She told the story of her late husband rescuing the dog as a puppy along with the rest of a litter he found in a shopping cart outside a Las Vegas grocery store.  They kept Akai and found homes for the other pups.

The Manteca woman said had been a dog trainer for 20 years – a stretch that included training police dogs – when her husband passed away and she was living alone.  A debilitating condition caused the degeneration of disks in her neck that handicapped her and created the need to use a wheel chair.

The dog had not been trained as a service dog when she found herself in the bath tub for three hours unable to get out because of her condition.  Her residence was “locked up like Fort Knox” and she couldn’t get to the phone to call for help.

She said she called the dog continually to come to her aid with it took hours for him to get the door opened and come and stand at her side.  She would put her arms around him while he was standing, and then tell him to “sit” time after time, attempting to use the movement of his body to help her out of the tub.

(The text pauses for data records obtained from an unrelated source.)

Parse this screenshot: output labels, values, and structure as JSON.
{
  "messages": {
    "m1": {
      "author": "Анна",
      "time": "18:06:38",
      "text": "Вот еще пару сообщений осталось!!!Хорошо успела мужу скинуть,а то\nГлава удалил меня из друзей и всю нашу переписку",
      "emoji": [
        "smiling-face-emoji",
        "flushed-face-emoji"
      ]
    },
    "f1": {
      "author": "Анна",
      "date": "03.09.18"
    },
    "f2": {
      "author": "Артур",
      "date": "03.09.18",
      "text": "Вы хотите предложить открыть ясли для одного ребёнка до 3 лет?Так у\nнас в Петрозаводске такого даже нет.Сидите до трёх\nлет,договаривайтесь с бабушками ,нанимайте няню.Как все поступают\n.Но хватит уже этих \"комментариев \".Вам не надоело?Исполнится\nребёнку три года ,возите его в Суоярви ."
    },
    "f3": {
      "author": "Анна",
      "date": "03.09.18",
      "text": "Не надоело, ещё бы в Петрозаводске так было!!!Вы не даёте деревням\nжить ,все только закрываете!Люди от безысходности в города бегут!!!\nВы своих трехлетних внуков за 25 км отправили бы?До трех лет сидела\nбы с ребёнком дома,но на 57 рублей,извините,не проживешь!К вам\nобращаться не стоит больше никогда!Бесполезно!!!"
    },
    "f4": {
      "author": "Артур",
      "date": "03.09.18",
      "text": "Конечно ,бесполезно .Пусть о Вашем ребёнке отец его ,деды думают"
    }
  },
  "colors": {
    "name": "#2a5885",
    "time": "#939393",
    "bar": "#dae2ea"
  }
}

Yonemoto at last managed to get over the edge of the tub and onto the floor of the bathroom remembering how covered with hair she became in the process – and the dog was exhausted.   It was obvious to her that if she were going to be living alone she needed a “service dog.”  It was then that Akai went into training becoming certified to go anywhere she goes whether it is in a store, a restaurant or on an airplane.
He is often called her “Winnie the Pooh” that “Papa” found abandoned in the shopping cart in Las Vegas.  She said her husband had tracked down the person who had left the puppies so that he could determine their breed.  She is scheduled to be the guest speaker at the noon meeting of the Manteca Rotary Club on Thursday, Dec. 3.

From WWII service to
stint as police reserve

Ed Suchman, 97, was there too to get his flu shot. Even after he retired he was still helping friends digging wells and getting up on roofs doing repairs.

Ed’s daughter Kathy McKinsey is in the marketing department at Doctors Hospital. They have a bond that obviously can’t be broken – their smiles together tell a unique father – daughter story.

Suchman was a member of the San Leandro Police reserves for some 15 years after serving in World War II in the European Theater in Germany, France, Belgium, Norway and England retiring as a sergeant in the MPs.   He later worked for the Highland Hospital as a police officer and served on the San Leandro City Council for 15 years.

He was also tapped to serve on the Alameda County Grand Jury.

In his younger years Ed competed in the Chicago Tribune’s “Silver Skates” competition and came up a winner.  Daughter Kathy remembers ice skating in the Bay Area as a teen when she got stuck out on the ice, and her dad skated out to her like a professional helping her back.

He said he is having a little trouble now with his knees and his back, saying most of that is due to the sports he played as a teen and later as an adult in recreation football and baseball – in the positions of center and catcher.